The first diamond is about the team defining the customer problem in the Discover Phase, exploring multiple options and aligning on a solution concept with strong rationale. In other words, the team has confidence that they are building the right thing. In the Discover phase, we might observe customers or look at data to uncover problems to solve. During the Define phase, we align on the customer problem, potential conceptual solutions, and how we're going to measure success. Companies that consistently create good and great experiences have cross-functional teams working together to discover the problem and that core team stays together throughout the cycle.
The second diamond includes Detailed Design and Deliver, where the teams play with more granular options and eventually create a detailed solution – to build it right. In this phase, the focus is on making sure we are building everything from the experience to the code well. Delivery is the hard work of making this all real upon Release.
One challenge we face is balancing release dates with great experiences. While there are times that dates take priority, in most cases, it is far better for the company and the customers to take an extra few weeks (or months) to solve the problem well. When decisions are made to prioritize date, we are often not taking into account the cumulative impact over time on our customers – and our bottom line. It adds up quickly, particularly when many teams end up leaning toward date over great.
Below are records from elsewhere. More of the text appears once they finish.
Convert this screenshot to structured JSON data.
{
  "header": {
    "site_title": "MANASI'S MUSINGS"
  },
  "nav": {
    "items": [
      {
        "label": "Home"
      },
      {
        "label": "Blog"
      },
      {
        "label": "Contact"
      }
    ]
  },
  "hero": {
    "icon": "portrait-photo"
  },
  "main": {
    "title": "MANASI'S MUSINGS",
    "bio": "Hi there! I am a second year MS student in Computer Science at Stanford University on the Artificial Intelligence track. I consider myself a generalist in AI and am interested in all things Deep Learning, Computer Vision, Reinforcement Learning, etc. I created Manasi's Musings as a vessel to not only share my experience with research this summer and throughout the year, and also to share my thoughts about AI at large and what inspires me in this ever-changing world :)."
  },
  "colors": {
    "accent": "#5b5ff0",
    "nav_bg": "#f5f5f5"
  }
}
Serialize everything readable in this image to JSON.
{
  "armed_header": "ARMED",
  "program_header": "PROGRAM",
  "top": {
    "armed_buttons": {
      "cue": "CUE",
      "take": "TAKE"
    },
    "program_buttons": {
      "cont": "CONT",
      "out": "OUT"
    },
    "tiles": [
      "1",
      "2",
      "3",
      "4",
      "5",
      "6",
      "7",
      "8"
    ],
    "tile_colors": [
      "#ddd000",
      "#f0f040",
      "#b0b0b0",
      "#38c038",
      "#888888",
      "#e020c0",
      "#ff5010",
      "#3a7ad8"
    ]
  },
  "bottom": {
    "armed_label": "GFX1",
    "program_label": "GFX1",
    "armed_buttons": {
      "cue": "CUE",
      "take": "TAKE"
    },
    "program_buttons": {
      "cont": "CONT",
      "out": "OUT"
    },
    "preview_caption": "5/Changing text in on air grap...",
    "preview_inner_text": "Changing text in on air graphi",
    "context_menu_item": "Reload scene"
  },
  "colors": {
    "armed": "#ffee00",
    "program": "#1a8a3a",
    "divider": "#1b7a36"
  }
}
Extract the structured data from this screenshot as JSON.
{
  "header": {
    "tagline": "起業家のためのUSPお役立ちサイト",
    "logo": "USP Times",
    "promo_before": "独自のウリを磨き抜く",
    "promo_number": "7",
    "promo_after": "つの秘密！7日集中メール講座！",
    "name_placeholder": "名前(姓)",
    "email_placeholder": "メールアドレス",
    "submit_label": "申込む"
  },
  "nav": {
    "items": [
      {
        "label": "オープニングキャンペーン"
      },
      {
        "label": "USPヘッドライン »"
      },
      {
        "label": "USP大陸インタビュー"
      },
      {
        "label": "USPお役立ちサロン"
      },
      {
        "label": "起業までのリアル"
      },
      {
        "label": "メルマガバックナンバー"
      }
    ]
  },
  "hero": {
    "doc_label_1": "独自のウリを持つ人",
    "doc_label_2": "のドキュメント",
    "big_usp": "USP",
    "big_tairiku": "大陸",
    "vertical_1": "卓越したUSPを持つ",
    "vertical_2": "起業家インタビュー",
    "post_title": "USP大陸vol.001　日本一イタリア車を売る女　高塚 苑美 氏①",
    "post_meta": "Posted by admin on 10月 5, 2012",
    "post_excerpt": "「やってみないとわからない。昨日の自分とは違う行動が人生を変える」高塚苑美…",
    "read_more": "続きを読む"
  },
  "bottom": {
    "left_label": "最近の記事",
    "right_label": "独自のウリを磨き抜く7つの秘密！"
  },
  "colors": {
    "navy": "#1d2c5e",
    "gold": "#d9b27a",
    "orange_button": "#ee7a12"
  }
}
Sometimes our tendency is to skip the first Discover-Define diamond or to prioritize deadlines over great customer experiences. But when we don't define and align on the problem and measures for success as a cross-functional team, we may all be moving in different directions – and are less likely to be effective. That's where consistent CX metrics and a focus on the true customer problem come into play. Working as one Product, Technology and Design team powered by Data, we can create more consistent customer experiences, together.